    Gillian Orr explores why a dog loved by film stars and presidents is finally having its day
    German art world rocked as artists use renowned fat sculpture to distil schnapps

    Brewing the fat from artwork angers widow of sculptor

    Part of Joseph Beuys' 1982 sculpture 'Fettecke' used to distil schnapps
    BBC's The Secret History of Our Streets reveals a fascinating window into Britain's past

    BBC takes viewers back down memory lane

    The Secret History of Our Streets, which returns with three films looking at Scottish streets, is the inverse of Benefits Street - delivering warmth instead of cynicism
    Joe, film review: Nicolas Cage delivers an astonishing performance in low budget drama

    Nicolas Cage shines in low-budget drama Joe

    Cage plays an ex-con in David Gordon Green's independent drama, which has been adapted from a novel by Larry Brown
    How to make your own gourmet ice lollies, granitas, slushy cocktails and frozen yoghurt

    Make your own ice lollies and frozen yoghurt

    Think outside the cool box for this summer's tempting frozen treats
    Ford Fiesta is UK's most popular car of all-time, with sales topping 4.1 million since 1976

    Fiesta is UK's most popular car of all-time

    Sales have topped 4.1 million since 1976. To celebrate this milestone, four Independent writers recall their Fiestas with pride
    10 best reed diffusers

    Heaven scent: 10 best reed diffusers

    Keep your rooms smelling summery and fresh with one of these subtle but distinctive home fragrances that’ll last you months
    Commonwealth Games 2014: Female boxers set to compete for first time

    Female boxers set to compete at Commonwealth Games for first time

    There’s no favourites and with no headguards anything could happen
    Five things we’ve learned so far about Manchester United under Louis van Gaal

    Five things we’ve learned so far about United under Van Gaal

    It’s impossible to avoid the impression that the Dutch manager is playing to the gallery a little
    Screwing your way to the top? Good for Lana Del Rey for helping kill that myth

    Screwing your way to the top?

    Good for Lana Del Rey for helping kill that myth, says Grace Dent
    Will the young Britons fighting in Syria be allowed to return home and resume their lives?

    Will Britons fighting in Syria be able to resume their lives?

    Tony Blair's Terrorism Act 2006 has made it an offence to take part in military action abroad with a "political, ideological, religious or racial motive"
    Beyoncé poses as Rosie the Riveter, the wartime poster girl who became a feminist pin-up

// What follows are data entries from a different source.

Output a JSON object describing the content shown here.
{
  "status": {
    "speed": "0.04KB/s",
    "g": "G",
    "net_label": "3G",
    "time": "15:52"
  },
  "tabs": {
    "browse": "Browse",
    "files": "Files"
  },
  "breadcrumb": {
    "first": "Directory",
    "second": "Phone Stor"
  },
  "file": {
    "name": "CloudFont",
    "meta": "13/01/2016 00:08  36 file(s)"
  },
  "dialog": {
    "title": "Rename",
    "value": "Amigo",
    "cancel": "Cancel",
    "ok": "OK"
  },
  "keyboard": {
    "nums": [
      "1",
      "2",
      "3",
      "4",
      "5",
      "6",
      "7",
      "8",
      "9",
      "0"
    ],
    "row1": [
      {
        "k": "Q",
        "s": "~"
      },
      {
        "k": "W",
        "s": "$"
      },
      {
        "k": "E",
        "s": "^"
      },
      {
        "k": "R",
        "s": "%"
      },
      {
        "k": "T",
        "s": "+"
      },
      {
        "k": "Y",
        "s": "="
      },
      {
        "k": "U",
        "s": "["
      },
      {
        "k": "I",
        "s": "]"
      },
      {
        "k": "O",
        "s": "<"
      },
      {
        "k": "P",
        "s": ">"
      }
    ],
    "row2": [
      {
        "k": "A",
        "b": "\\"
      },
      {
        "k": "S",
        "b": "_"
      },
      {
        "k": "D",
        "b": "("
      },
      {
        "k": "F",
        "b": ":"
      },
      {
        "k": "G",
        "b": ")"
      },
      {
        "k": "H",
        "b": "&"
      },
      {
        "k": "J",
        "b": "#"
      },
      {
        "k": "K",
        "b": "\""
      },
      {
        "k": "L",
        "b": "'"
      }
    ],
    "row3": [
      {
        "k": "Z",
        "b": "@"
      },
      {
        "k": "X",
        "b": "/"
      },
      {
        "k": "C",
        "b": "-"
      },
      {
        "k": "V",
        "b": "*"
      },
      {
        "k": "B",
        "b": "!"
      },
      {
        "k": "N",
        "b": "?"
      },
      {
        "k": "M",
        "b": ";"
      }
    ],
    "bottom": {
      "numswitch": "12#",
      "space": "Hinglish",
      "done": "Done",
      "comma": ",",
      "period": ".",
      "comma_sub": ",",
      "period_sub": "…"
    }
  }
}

    Beyoncé poses as Rosie the Riveter

    The wartime poster girl became the ultimate American symbol of female empowerment
    The quest to find the perfect pair of earphones: Are custom, 3D printed earbuds the solution?

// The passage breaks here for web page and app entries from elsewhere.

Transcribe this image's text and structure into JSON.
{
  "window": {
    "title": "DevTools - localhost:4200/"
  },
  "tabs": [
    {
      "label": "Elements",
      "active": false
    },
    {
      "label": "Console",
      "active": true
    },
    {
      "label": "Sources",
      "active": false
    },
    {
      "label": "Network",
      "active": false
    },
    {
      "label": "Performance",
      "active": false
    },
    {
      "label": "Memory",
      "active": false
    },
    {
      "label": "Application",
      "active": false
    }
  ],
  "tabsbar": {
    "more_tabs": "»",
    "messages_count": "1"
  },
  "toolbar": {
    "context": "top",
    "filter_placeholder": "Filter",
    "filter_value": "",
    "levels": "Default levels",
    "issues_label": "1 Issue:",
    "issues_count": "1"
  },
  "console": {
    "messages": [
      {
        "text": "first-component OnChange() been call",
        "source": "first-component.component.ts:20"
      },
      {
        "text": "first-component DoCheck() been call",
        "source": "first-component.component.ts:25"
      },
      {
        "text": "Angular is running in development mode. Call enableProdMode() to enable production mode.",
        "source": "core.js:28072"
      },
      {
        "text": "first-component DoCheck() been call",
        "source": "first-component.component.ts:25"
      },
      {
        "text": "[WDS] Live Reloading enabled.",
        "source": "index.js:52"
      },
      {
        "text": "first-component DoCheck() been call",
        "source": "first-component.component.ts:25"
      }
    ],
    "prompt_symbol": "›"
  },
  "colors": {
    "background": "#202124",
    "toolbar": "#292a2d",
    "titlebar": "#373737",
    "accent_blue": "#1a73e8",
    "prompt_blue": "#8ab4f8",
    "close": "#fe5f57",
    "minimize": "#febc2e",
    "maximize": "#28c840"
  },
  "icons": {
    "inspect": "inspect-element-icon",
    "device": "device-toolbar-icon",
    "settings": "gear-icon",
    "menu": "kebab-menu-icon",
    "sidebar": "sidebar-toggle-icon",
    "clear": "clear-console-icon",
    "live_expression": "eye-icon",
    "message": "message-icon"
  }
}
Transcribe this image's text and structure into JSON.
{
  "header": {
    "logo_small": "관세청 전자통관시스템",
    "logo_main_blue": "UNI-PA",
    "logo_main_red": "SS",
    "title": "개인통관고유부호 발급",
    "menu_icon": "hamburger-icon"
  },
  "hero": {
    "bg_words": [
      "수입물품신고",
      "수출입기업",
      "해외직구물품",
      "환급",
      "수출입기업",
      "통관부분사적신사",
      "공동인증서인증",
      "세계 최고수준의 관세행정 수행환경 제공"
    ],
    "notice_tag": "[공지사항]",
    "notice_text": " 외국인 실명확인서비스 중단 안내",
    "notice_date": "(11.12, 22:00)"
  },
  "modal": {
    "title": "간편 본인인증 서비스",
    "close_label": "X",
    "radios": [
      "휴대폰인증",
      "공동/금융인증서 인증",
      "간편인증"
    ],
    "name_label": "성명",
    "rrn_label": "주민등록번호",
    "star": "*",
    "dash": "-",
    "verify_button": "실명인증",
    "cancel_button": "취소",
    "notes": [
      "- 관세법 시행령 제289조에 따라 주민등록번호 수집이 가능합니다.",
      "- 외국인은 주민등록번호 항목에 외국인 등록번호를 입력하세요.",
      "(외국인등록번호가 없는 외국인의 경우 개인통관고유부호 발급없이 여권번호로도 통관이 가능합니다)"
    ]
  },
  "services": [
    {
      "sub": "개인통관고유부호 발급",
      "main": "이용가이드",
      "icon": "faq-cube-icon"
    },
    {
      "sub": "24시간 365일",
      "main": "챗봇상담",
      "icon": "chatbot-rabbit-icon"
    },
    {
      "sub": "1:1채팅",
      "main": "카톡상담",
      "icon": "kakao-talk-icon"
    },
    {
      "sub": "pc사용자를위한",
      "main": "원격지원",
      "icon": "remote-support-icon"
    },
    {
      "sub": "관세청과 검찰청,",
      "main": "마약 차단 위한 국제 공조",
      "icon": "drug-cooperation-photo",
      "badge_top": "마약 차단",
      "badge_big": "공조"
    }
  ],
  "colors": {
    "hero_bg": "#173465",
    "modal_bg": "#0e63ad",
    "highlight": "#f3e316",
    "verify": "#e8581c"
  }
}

    The quest to find the perfect pair of earphones

    Earphones don't fit properly, offer mediocre audio quality and can even be painful. So the quest to design the perfect pair is music to Seth Stevenson's ears
    US Army's shooting star: Lt-Col Steven Cole is the man Hollywood calls when it wants to borrow a tank or check a military uniform

    Meet the US Army's shooting star

    Lt-Col Steven Cole is the man Hollywood calls when it wants to borrow a tank or check a military uniform